Segment Start: Dataset extract
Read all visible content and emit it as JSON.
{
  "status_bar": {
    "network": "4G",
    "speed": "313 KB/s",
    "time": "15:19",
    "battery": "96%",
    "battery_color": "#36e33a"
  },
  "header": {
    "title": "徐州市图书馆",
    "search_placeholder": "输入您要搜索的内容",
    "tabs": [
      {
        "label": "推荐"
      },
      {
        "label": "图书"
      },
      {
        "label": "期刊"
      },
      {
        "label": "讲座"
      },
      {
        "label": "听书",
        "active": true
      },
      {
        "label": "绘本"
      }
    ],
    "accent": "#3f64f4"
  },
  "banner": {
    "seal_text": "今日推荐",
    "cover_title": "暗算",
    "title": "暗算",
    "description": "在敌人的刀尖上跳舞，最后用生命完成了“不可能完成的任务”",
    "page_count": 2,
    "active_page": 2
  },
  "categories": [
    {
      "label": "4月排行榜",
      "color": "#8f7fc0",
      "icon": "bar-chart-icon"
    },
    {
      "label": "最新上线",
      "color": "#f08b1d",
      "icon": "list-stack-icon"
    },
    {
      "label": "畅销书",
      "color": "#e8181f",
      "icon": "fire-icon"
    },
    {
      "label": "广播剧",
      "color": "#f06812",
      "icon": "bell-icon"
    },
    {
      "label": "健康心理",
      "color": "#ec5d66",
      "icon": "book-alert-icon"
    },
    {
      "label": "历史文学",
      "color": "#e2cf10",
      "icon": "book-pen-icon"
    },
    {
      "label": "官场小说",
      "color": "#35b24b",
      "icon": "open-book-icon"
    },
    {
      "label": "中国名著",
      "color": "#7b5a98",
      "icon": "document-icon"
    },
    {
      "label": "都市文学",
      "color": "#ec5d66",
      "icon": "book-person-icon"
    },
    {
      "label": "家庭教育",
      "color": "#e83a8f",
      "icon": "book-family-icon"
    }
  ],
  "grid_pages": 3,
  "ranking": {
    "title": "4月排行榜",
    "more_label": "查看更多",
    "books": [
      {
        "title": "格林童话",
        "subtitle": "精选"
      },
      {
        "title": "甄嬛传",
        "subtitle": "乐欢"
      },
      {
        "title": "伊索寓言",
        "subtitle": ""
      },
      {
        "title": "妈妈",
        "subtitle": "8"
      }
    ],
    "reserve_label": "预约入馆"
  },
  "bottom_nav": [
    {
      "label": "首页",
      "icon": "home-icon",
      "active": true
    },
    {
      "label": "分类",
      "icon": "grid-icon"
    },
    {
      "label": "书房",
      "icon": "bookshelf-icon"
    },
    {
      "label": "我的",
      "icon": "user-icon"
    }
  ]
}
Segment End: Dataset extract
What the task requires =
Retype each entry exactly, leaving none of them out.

Task result =
Read all visible content and emit it as JSON.
{
  "status_bar": {
    "network": "4G",
    "speed": "313 KB/s",
    "time": "15:19",
    "battery": "96%",
    "battery_color": "#36e33a"
  },
  "header": {
    "title": "徐州市图书馆",
    "search_placeholder": "输入您要搜索的内容",
    "tabs": [
      {
        "label": "推荐"
      },
      {
        "label": "图书"
      },
      {
        "label": "期刊"
      },
      {
        "label": "讲座"
      },
      {
        "label": "听书",
        "active": true
      },
      {
        "label": "绘本"
      }
    ],
    "accent": "#3f64f4"
  },
  "banner": {
    "seal_text": "今日推荐",
    "cover_title": "暗算",
    "title": "暗算",
    "description": "在敌人的刀尖上跳舞，最后用生命完成了“不可能完成的任务”",
    "page_count": 2,
    "active_page": 2
  },
  "categories": [
    {
      "label": "4月排行榜",
      "color": "#8f7fc0",
      "icon": "bar-chart-icon"
    },
    {
      "label": "最新上线",
      "color": "#f08b1d",
      "icon": "list-stack-icon"
    },
    {
      "label": "畅销书",
      "color": "#e8181f",
      "icon": "fire-icon"
    },
    {
      "label": "广播剧",
      "color": "#f06812",
      "icon": "bell-icon"
    },
    {
      "label": "健康心理",
      "color": "#ec5d66",
      "icon": "book-alert-icon"
    },
    {
      "label": "历史文学",
      "color": "#e2cf10",
      "icon": "book-pen-icon"
    },
    {
      "label": "官场小说",
      "color": "#35b24b",
      "icon": "open-book-icon"
    },
    {
      "label": "中国名著",
      "color": "#7b5a98",
      "icon": "document-icon"
    },
    {
      "label": "都市文学",
      "color": "#ec5d66",
      "icon": "book-person-icon"
    },
    {
      "label": "家庭教育",
      "color": "#e83a8f",
      "icon": "book-family-icon"
    }
  ],
  "grid_pages": 3,
  "ranking": {
    "title": "4月排行榜",
    "more_label": "查看更多",
    "books": [
      {
        "title": "格林童话",
        "subtitle": "精选"
      },
      {
        "title": "甄嬛传",
        "subtitle": "乐欢"
      },
      {
        "title": "伊索寓言",
        "subtitle": ""
      },
      {
        "title": "妈妈",
        "subtitle": "8"
      }
    ],
    "reserve_label": "预约入馆"
  },
  "bottom_nav": [
    {
      "label": "首页",
      "icon": "home-icon",
      "active": true
    },
    {
      "label": "分类",
      "icon": "grid-icon"
    },
    {
      "label": "书房",
      "icon": "bookshelf-icon"
    },
    {
      "label": "我的",
      "icon": "user-icon"
    }
  ]
}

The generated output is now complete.